7. There being a vast distinction between the word 'deh' and the word 'mahal,' the plain meaning of a 'hissadar deh' in the wajib-ul-arz we have to construe is 'a sharer in the village Dharera,' and there are no surrounding circumstances to lead me to infer that the intention of the framers of the wajib-ul-arz in question was to mean by those words 'a co-sharar in the undivided mahal of Dharera.' Had they any such intention, they would have used the expression 'hissadar mahal' instead of 'hissadar deh.' Moreover, the distinction sought to be drawn between a 'hissadar deh' and a 'hissadar mahal is too fine for the mental calibre of the class of people to which the ordinary f ramers of waib-ul-arzes belong. Again, in the wajib-ul-arz before us there' are indications which go to show that a 'hissadar deh' means 'a sharer in the village' and not 'a co-sharer in the undivided mahal.' One is that the framers are stating a custom which exists in the 'village' and not in the 'mahal' Another is that they use the word 'hissadar' in the singular number, showing thereby a complete absence of the idea of the co-parcenary body from their minds.

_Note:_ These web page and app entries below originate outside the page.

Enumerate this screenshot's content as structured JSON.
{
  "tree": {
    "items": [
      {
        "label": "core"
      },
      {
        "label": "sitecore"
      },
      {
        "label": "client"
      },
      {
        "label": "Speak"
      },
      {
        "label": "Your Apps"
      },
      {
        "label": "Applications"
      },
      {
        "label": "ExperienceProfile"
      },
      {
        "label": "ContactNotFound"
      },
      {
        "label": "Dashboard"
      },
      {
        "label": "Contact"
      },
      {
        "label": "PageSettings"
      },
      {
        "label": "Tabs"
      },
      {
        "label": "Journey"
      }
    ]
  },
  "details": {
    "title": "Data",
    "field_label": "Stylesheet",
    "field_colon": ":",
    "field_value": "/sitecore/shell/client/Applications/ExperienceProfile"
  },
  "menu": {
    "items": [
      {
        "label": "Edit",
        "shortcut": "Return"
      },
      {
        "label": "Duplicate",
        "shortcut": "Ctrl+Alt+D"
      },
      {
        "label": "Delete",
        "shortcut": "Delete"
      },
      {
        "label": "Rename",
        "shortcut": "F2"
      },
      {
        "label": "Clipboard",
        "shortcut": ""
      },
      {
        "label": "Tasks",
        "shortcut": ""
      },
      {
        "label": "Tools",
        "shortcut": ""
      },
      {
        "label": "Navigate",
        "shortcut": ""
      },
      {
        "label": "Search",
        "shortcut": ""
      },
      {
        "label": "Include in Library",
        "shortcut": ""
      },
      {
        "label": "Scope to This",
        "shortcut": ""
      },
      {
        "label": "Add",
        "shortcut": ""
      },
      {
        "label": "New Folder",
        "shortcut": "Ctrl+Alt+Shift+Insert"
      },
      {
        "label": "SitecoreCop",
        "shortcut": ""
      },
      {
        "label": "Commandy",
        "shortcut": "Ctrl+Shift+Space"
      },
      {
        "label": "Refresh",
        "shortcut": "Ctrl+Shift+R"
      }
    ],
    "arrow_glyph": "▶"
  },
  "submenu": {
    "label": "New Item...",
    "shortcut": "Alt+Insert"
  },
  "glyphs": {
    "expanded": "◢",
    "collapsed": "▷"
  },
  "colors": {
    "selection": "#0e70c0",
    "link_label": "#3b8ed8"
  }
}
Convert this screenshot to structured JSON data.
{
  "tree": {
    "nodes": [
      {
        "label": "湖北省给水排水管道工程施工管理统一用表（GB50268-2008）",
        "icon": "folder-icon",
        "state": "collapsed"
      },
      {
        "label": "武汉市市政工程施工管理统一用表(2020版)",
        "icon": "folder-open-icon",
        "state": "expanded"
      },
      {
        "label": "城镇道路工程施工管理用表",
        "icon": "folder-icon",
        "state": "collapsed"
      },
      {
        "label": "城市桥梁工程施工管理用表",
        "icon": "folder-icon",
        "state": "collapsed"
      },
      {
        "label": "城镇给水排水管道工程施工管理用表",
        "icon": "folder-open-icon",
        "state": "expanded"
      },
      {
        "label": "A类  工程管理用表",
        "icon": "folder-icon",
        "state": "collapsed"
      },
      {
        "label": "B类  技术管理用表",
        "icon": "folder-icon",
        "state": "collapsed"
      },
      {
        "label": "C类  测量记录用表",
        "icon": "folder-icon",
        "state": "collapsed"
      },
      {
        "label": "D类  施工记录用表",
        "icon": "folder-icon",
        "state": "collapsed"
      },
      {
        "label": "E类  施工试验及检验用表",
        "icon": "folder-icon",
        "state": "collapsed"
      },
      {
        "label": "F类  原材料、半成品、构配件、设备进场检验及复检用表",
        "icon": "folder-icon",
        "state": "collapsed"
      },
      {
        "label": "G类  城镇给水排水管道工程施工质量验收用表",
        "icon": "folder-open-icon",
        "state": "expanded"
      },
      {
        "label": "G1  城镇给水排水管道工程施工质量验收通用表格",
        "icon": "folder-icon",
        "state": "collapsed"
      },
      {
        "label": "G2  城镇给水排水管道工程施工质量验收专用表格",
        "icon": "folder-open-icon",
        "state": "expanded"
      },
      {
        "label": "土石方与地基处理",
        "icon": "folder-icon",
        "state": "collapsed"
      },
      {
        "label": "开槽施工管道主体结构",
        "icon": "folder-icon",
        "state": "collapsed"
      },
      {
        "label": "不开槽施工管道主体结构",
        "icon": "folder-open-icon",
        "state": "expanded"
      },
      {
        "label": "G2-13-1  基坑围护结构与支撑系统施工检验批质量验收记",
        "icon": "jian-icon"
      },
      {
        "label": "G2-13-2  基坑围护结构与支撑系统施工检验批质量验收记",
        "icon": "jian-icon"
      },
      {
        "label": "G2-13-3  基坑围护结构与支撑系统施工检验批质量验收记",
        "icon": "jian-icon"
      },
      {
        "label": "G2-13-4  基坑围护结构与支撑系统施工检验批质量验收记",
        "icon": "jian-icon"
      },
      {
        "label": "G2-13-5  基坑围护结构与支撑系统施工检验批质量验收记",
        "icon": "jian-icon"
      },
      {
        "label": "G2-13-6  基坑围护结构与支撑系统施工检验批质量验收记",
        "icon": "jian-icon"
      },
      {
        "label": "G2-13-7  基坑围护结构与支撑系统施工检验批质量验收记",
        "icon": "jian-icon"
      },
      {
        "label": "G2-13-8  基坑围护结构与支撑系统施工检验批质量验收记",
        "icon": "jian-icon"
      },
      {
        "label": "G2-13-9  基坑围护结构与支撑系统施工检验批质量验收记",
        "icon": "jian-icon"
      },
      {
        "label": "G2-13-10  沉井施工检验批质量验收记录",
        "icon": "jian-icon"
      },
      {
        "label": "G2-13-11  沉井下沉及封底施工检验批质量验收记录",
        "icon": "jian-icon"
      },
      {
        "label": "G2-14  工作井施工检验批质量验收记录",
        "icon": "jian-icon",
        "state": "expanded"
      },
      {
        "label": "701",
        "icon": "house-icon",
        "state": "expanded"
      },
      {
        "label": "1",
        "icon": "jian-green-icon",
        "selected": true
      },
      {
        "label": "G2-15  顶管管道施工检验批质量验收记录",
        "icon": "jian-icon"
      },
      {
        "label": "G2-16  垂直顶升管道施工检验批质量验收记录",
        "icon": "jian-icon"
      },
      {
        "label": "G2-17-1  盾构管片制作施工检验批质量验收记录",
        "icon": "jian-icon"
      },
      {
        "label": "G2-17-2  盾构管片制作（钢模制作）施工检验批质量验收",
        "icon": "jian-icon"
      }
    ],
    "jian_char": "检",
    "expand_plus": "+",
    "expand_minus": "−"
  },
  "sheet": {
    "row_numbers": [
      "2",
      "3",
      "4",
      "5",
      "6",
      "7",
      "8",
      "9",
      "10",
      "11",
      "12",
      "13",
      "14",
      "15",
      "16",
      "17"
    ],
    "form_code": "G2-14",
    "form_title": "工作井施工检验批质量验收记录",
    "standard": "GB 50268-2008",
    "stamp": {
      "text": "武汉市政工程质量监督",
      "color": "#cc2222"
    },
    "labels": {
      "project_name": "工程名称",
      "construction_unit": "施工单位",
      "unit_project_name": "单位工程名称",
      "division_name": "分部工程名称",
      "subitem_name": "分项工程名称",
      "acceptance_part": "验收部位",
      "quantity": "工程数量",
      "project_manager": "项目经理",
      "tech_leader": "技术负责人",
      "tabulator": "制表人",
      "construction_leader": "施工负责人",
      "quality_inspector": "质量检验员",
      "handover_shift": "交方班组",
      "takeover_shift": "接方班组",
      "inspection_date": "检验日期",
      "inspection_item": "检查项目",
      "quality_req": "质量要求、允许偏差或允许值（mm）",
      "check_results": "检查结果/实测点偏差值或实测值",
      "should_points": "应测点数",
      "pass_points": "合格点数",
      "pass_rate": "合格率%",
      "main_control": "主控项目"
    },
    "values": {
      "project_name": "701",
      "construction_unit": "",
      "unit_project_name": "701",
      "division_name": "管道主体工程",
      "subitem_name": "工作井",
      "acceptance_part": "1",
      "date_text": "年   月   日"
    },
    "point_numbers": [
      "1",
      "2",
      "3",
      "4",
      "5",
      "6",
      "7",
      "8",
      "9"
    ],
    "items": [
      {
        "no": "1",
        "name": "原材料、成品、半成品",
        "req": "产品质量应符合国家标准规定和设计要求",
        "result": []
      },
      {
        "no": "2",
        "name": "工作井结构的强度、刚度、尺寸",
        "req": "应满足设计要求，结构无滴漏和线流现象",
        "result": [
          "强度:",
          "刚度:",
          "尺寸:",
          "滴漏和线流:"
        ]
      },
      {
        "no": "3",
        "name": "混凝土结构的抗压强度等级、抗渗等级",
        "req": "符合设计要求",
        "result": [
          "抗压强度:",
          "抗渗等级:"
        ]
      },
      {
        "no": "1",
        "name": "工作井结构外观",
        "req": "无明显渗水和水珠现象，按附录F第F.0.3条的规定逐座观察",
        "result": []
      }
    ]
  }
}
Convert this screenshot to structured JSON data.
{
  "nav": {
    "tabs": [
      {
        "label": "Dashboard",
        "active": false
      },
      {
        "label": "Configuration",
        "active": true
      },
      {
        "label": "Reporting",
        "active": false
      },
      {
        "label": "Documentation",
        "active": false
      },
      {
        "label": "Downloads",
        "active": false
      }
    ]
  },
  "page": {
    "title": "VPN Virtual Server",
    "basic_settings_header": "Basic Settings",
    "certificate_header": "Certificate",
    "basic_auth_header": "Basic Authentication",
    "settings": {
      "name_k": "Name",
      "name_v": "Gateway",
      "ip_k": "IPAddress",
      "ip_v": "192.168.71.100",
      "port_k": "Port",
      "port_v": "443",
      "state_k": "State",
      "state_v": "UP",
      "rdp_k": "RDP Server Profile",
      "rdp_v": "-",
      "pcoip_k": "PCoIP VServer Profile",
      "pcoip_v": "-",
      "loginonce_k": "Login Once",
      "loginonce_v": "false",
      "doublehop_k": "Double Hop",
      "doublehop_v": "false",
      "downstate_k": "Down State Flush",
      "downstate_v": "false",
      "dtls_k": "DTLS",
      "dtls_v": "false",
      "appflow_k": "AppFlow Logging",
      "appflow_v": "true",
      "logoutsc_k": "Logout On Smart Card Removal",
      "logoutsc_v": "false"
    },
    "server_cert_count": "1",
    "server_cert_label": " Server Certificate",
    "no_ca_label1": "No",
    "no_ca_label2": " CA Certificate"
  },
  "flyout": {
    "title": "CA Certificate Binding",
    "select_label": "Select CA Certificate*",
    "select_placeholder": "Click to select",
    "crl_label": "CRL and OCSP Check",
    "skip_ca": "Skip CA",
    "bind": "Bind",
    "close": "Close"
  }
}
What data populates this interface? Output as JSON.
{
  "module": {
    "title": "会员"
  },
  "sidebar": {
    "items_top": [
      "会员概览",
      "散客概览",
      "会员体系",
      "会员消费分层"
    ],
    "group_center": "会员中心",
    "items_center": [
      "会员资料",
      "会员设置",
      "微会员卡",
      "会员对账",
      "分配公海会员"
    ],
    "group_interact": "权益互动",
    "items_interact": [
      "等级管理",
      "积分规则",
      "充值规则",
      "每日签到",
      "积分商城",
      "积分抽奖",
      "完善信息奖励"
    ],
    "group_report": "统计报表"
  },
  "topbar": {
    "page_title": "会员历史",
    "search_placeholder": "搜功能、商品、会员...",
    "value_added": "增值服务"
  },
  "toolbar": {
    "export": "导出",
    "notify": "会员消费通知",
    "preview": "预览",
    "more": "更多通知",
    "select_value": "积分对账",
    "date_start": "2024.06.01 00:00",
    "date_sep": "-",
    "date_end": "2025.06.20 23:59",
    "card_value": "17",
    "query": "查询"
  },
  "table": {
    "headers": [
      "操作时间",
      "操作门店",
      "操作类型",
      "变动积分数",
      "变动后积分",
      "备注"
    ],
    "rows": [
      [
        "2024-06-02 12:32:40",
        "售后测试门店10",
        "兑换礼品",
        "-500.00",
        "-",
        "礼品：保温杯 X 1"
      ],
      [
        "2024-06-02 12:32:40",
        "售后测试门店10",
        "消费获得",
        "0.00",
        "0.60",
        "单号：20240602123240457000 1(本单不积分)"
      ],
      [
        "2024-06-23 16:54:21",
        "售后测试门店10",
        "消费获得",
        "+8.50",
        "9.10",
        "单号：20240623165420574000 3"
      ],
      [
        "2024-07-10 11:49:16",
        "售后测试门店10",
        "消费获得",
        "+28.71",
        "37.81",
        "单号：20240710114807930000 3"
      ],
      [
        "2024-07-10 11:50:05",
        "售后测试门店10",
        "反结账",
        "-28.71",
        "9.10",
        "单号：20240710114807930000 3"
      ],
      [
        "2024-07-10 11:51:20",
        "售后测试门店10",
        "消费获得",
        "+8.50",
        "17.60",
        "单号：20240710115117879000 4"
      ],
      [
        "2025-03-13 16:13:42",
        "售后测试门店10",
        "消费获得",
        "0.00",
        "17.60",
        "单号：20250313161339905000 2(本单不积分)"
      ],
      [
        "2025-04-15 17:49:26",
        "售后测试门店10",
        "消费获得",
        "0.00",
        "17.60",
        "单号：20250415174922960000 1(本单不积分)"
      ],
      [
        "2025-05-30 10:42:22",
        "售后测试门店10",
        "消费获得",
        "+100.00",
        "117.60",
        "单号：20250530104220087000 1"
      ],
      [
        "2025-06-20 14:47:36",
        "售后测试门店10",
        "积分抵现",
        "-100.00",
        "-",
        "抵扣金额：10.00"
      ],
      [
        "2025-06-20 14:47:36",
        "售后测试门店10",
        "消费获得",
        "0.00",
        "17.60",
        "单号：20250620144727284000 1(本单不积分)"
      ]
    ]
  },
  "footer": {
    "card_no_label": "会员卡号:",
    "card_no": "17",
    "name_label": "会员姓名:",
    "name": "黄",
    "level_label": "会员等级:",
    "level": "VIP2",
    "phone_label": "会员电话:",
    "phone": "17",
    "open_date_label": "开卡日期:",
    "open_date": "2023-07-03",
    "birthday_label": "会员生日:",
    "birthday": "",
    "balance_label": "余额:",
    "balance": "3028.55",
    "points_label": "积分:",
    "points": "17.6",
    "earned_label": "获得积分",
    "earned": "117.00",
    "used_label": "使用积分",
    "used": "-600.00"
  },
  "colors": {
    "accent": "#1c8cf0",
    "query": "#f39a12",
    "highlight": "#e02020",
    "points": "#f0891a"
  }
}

The existence of the expression, 'As to the rights of co-sharers among themselves based on custom or agreement,' in the wajib-ul-arz in Dalganjan Singh's case might have been one of the surrounding circumstances which led the Chief Justice to hold that 'deh' in that wajib-ul-arz meant 'mahal' There is nothing in the case before us to show that the word 'hissadar' in the beginning of the pre-emption clause means 'a co-sharer in the undivided mahal of Dharera' to make me infer that that word in the expression 'hissadar deh' also means 'a co-sharer in the undivided mahal of Dharera.' The natural meaning of the pre-emption clause in the case before us to my mind is that at the time framing the wajib-ul-arz there existed a custom whereby a sharer in the village was entitled to pre-empt. The fact that he at that time was also a co-sharer in the undivided mahal of Dharera was a mere accident and not the differentia on which the existence of the right of pre-emption depends. It is admitted in Dalganjan Singh's case that persons other than co-sharers in an undivided mahal can have the right of pre-emption after a perfect partition, and that being the case to be a co-sharer in an undivided mahal, cannot be an essential of the right of preemption. For the above reasons I hold that the plaintiffs, on the right interpretation of the wajib-ul-arz of 1272 Fasli, notwithstanding a perfect partition, are, as sharers in the village, entitled to pre-empt. The result is that I would dismiss the appeal with costs.